All frescoes were made in the same style. Most likely, they were made by a group of painters, two of whom were the principal ones. Sky blue, red, and yellow colours dominate. There are also some colour variations, including the usage of white colour, which are not typical for Eastern Orthodox frescoes of the time and only have some parallels with the Byzantine painting, which gives a hint that the painters were Greek.References:
The Mosque–Cathedral of Córdoba, also known as the Great Mosque of Córdoba and the Mezquita is regarded as one of the most accomplished monuments of Moorish architecture.
According to a traditional account, a small Visigoth church, the Catholic Basilica of Saint Vincent of Lérins, originally stood on the site. In 784 Abd al-Rahman I ordered construction of the Great Mosque, which was considerably expanded by later Muslim rulers. The mosque underwent numerous subsequent changes: Abd al-Rahman II ordered a new minaret, while in 961 Al-Hakam II enlarged the building and enriched the Mihrab. The last of such reforms was carried out by Almanzor in 987. It was connected to the Caliph"s palace by a raised walkway, mosques within the palaces being the tradition for previous Islamic rulers – as well as Christian Kings who built their palaces adjacent to churches. The Mezquita reached its current dimensions in 987 with the completion of the outer naves and courtyard.

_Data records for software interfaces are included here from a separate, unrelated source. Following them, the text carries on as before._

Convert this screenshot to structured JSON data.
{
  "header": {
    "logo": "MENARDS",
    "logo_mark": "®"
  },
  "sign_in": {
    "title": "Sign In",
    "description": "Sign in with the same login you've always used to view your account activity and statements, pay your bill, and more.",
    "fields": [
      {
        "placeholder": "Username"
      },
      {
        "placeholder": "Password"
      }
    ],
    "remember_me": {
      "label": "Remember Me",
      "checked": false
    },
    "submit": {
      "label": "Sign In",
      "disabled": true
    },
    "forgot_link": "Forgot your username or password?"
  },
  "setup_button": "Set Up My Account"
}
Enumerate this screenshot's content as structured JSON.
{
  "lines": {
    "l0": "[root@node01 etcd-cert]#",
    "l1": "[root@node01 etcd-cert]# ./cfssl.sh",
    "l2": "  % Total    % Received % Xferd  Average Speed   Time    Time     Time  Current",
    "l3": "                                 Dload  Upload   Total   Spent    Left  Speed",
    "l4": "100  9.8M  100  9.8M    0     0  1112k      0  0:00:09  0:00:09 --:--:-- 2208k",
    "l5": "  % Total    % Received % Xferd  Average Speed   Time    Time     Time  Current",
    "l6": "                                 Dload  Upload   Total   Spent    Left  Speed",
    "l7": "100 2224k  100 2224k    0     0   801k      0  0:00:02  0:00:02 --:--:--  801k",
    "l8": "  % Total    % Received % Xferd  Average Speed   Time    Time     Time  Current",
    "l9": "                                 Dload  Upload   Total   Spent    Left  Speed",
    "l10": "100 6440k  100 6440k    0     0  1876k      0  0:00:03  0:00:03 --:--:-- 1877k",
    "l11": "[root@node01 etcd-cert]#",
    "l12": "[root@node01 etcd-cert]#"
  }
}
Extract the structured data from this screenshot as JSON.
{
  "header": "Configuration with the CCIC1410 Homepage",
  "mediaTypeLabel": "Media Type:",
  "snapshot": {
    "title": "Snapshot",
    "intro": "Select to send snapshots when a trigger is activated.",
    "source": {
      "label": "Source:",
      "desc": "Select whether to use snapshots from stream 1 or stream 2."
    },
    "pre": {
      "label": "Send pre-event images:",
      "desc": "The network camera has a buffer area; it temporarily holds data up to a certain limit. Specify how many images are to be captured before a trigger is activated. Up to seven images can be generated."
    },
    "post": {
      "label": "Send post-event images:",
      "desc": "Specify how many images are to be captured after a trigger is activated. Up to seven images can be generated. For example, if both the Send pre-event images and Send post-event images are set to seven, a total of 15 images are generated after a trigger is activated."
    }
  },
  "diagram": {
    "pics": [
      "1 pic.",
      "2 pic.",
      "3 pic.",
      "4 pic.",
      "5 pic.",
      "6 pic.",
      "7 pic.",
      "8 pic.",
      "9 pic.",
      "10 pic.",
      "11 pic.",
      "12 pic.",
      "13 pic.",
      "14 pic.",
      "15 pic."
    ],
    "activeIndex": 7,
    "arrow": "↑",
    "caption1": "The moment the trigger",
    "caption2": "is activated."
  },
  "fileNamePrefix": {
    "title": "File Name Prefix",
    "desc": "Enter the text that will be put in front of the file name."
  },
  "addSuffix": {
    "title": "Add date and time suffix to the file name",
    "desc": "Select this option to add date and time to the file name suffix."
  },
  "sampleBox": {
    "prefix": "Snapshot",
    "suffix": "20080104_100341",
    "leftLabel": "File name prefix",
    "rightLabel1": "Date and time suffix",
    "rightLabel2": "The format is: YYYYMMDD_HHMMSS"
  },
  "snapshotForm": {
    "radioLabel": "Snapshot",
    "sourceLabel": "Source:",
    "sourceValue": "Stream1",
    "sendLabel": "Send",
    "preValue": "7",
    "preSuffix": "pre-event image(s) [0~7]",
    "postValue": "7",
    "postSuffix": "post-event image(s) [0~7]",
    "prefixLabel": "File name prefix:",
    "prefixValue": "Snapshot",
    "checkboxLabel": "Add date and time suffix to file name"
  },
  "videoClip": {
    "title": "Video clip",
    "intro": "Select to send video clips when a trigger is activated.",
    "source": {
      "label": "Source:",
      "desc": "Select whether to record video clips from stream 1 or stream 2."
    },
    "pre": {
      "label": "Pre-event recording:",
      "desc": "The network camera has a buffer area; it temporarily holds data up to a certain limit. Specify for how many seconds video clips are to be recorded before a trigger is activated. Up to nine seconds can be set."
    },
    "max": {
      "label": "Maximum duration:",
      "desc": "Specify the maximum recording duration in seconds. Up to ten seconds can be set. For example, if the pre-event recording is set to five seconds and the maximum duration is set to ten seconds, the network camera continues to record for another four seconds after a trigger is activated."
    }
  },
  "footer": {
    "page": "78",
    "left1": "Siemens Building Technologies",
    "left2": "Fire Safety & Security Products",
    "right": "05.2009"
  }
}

In 1236, Córdoba was conquered by King Ferdinand III of Castile, and the centre of the mosque was converted into a Catholic cathedral. Alfonso X oversaw the construction of the Villaviciosa Chapel and the Royal Chapel within the mosque. The kings who followed added further Christian features, such as King Henry II rebuilding the chapel in the 14th century. The minaret of the mosque was also converted to the bell tower of the cathedral. It was adorned with Santiago de Compostela"s captured cathedral bells. Following a windstorm in 1589, the former minaret was further reinforced by encasing it within a new structure.
The most significant alteration was the building of a Renaissance cathedral nave in the middle of the expansive structure. The insertion was constructed by permission of Charles V, king of Castile and Aragon. Artisans and architects continued to add to the existing structure until the late 18th century.
The building"s floor plan is seen to be parallel to some of the earliest mosques built from the very beginning of Islam. It had a rectangular prayer hall with aisles arranged perpendicular to the qibla, the direction towards which Muslims pray. The prayer hall was large and flat, with timber ceilings held up by arches of horseshoe-like appearance.
In planning the mosque, the architects incorporated a number of Roman columns with choice capitals. Some of the columns were already in the Gothic structure; others were sent from various regions of Iberia as presents from the governors of provinces. Ivory, jasper, porphyry, gold, silver, copper, and brass were used in the decorations. Marvellous mosaics and azulejos were designed. Later, the immense temple embodied all the styles of Morisco architecture into one composition.
The building is most notable for its arcaded hypostyle hall, with 856 columns of jasper, onyx, marble, granite and porphyry. These were made from pieces of the Roman temple that had occupied the site previously, as well as other Roman buildings, such as the Mérida amphitheatre. The double arches were an innovation, permitting higher ceilings than would otherwise be possible with relatively low columns. The double arches consist of a lower horseshoe arch and an upper semi-circular arch.